In an industry where technology is moving incredibly fast, 22 months has not seen much development at all with digital music stands. Why is this?

Hello, iPad.

I don't want to preach Apple just for the sake of preaching Apple, but let's face it, so many musicians have iPads and there is a reason for it. They can have everything in one place, communicate with ensemble members, connect with fans - the list could be huge - and also they can have all of their music in one place. Yes, you can have all of your music stored on digital music stands of course, but you've probably got an iPad already for a multitude of other reasons and view and organise your music on the plane, at a cafe, wherever. On stage, just click the iPad in and you're ready to go - no power to worry about, no cables to trip on - a separate device seems quite unattractive, doesn't it? I think for a musician, the thought of taking another monitor or similar device to read music from would a be real burden.

This, I think, is why those standalone digital music stands that looked so exciting a few years ago, haven't taken off like many of us assumed. As of 31 December 2011 there were over 55 million iPads sold - that's a tough market to try and break.

Using your iPad - there are two types of apps. The first are PDF readers where you can do a lot of editing of the meta data and draw on scores etc, but you can't actually change the music:

  • MusicReader - I mentioned MusicReader in my original post and it is still a versatile piece of software, as it can be used on Mac and PC too.

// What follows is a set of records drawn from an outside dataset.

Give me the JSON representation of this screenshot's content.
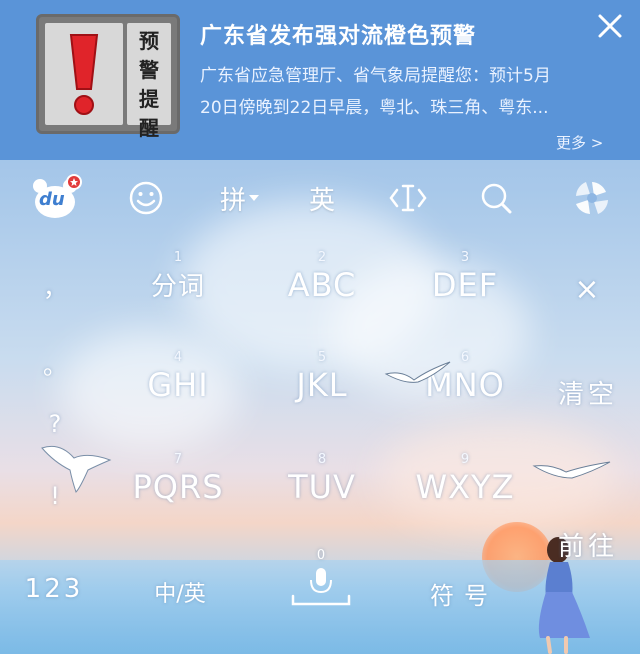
{
  "banner": {
    "badge_chars": [
      "预",
      "警",
      "提",
      "醒"
    ],
    "title": "广东省发布强对流橙色预警",
    "body_line1": "广东省应急管理厅、省气象局提醒您：预计5月",
    "body_line2": "20日傍晚到22日早晨，粤北、珠三角、粤东...",
    "more": "更多 >",
    "close_icon": "close-icon"
  },
  "toolbar": {
    "logo_icon": "du-logo-icon",
    "logo_text": "du",
    "emoji_icon": "smiley-icon",
    "pinyin": "拼",
    "english": "英",
    "cursor_icon": "text-cursor-icon",
    "search_icon": "search-icon",
    "swirl_icon": "swirl-logo-icon"
  },
  "keys": {
    "row1": [
      {
        "num": "1",
        "label": "分词"
      },
      {
        "num": "2",
        "label": "ABC"
      },
      {
        "num": "3",
        "label": "DEF"
      }
    ],
    "row2": [
      {
        "num": "4",
        "label": "GHI"
      },
      {
        "num": "5",
        "label": "JKL"
      },
      {
        "num": "6",
        "label": "MNO"
      }
    ],
    "row3": [
      {
        "num": "7",
        "label": "PQRS"
      },
      {
        "num": "8",
        "label": "TUV"
      },
      {
        "num": "9",
        "label": "WXYZ"
      }
    ]
  },
  "side_punct": {
    "comma": "，",
    "period": "。",
    "question": "?",
    "exclaim": "!"
  },
  "side_right": {
    "delete": "×",
    "clear": "清空",
    "go": "前往"
  },
  "bottom": {
    "numbers": "123",
    "lang_switch": "中/英",
    "space_num": "0",
    "mic_icon": "microphone-icon",
    "symbols": "符号"
  }
}
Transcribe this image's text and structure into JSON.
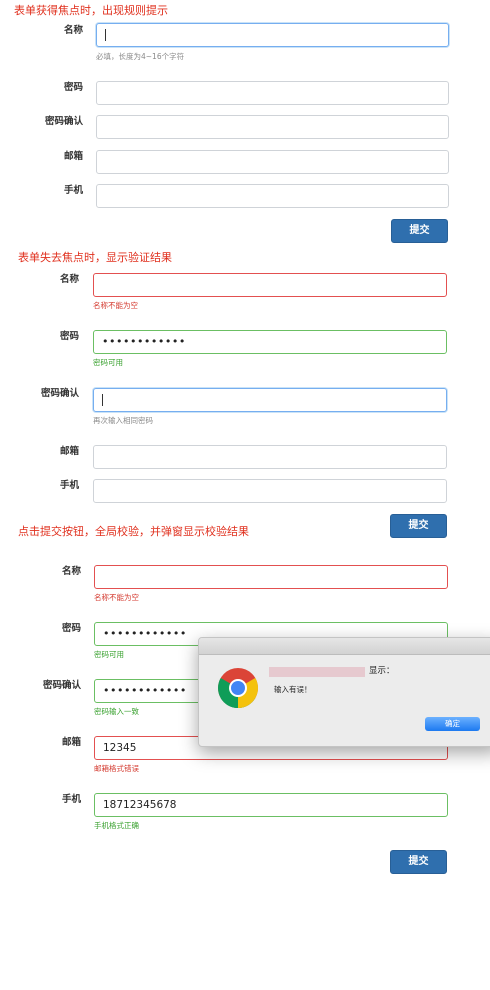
{
  "sections": [
    {
      "heading": "表单获得焦点时，出现规则提示",
      "fields": [
        {
          "label": "名称",
          "value": "",
          "hint": "必填，长度为4~16个字符"
        },
        {
          "label": "密码",
          "value": ""
        },
        {
          "label": "密码确认",
          "value": ""
        },
        {
          "label": "邮箱",
          "value": ""
        },
        {
          "label": "手机",
          "value": ""
        }
      ],
      "submit": "提交"
    },
    {
      "heading": "表单失去焦点时，显示验证结果",
      "fields": [
        {
          "label": "名称",
          "value": "",
          "hint": "名称不能为空"
        },
        {
          "label": "密码",
          "value": "••••••••••••",
          "hint": "密码可用"
        },
        {
          "label": "密码确认",
          "value": "",
          "hint": "再次输入相同密码"
        },
        {
          "label": "邮箱",
          "value": ""
        },
        {
          "label": "手机",
          "value": ""
        }
      ],
      "submit": "提交"
    },
    {
      "heading": "点击提交按钮，全局校验，并弹窗显示校验结果",
      "fields": [
        {
          "label": "名称",
          "value": "",
          "hint": "名称不能为空"
        },
        {
          "label": "密码",
          "value": "••••••••••••",
          "hint": "密码可用"
        },
        {
          "label": "密码确认",
          "value": "••••••••••••",
          "hint": "密码输入一致"
        },
        {
          "label": "邮箱",
          "value": "12345",
          "hint": "邮箱格式错误"
        },
        {
          "label": "手机",
          "value": "18712345678",
          "hint": "手机格式正确"
        }
      ],
      "submit": "提交"
    }
  ],
  "dialog": {
    "title": "显示：",
    "message": "输入有误！",
    "ok_label": "确定"
  },
  "colors": {
    "heading": "#e0301e",
    "error": "#e35050",
    "success": "#6bbf63",
    "focus": "#76aef0",
    "button": "#2f6fae"
  }
}
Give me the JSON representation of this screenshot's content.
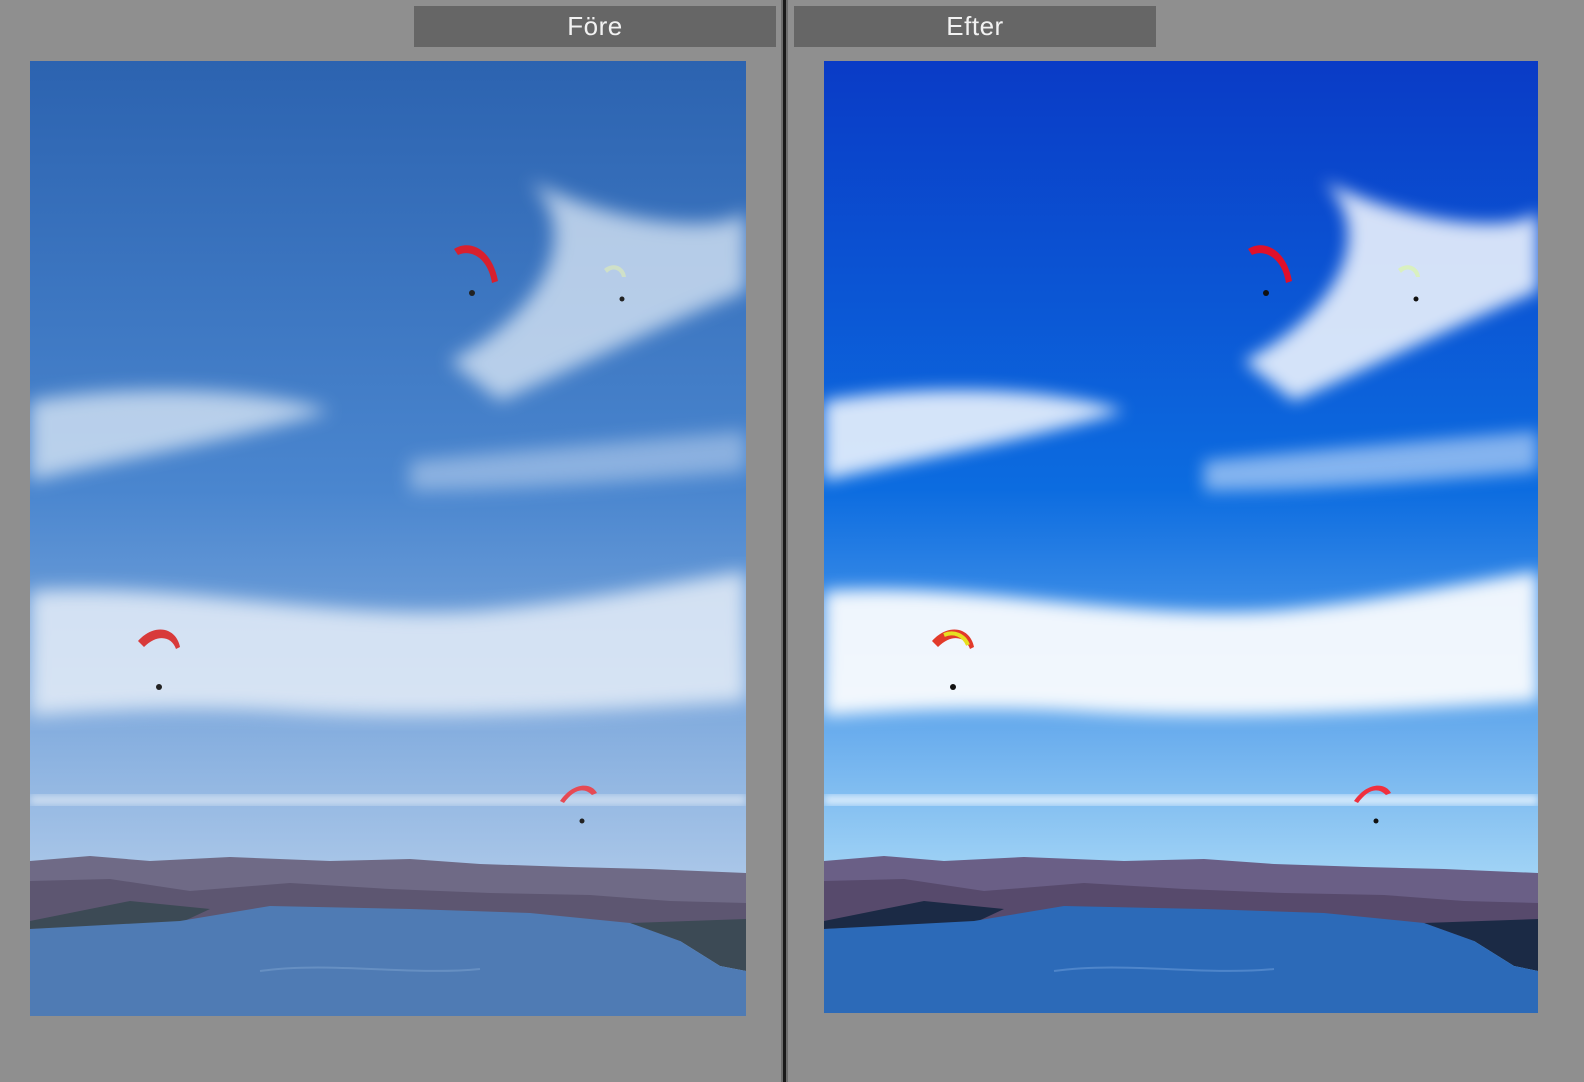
{
  "compare_view": {
    "before": {
      "label": "Före",
      "sky_top": "#2c63b0",
      "sky_mid": "#4a86cf",
      "sky_low": "#a9c6e8",
      "cloud": "#dfeaf6",
      "mountain": "#6f6a86",
      "shore": "#3c4a55",
      "water": "#4f7bb4"
    },
    "after": {
      "label": "Efter",
      "sky_top": "#0a3bc6",
      "sky_mid": "#0c6ce0",
      "sky_low": "#9fd2f5",
      "cloud": "#f8fbff",
      "mountain": "#6a5f86",
      "shore": "#1b2a45",
      "water": "#2c6ab8"
    }
  }
}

They have proved themselves over the years and it allows you to draw, highlight and write on a score, but to be honest the interface is pretty rough.
  • Perform - a nice app with good features for adjusting how the score scrolls. On the pro version, it can listen to where you are and will scroll accordingly. It can also make a video of you performing - if you like that sort of thing!
  • forScore - has a beautiful interface and nice range of features. It has the forStore where you can download a lot of music or you can even download PDFs from your Dropbox account. Some nice features like thorough editing of the score, a metronome and ability to play an on screen piano.

The second type gives you more flexibility with the music:

  • Avid Scorch - once your music is in Scorch, you can transpose by interval or key. If you have a score, you can view the actual score or individual parts and change between transposed/concert pitch. You can play it back and use the mixer to adjust levels if desired.
  • Finale user? - MakeMusic have announced they are bringing out an iPad app in May. Its features seem very similar to Avid Scorch. If you're interested, check out this video posted on their blog a few days ago.

For a daily user of Sibelius and having around 1,000 .sib files, the possibility of growth with these apps is very exciting.

If you are using an iPad, or considering one, these two devices will make you very happy indeed. The first is a product called TheGigEasy which makes it easy to mount your iPad in any environment. Check out this video:

This is a wonderful product, and I think, considering it was named by USA Today as one of the five "Hottest Products" at this year's NAMM Show, indicates how widespread iPad use amongst musicians really is.

You may be wondering about page turns. Well, the second device, AirTurnis taking away any worries in that area. In fact, it works via bluetooth so works with any iPad, Android, Mac or PC device. Check out the video below:

You may also be interested in this video of classical violinist Ray Chen talking about his use of the AirTurn and iPad.

So, digital music stands, I don't think, are proving themselves as great options for musicians, whether classical or contemporary, amateur or professional - not when tablet computing is moving at such a fast pace. Maybe in another 22 months we can have a look at this topic once again - who knows where we will be then!

Thoughts, experiences and links are most welcome.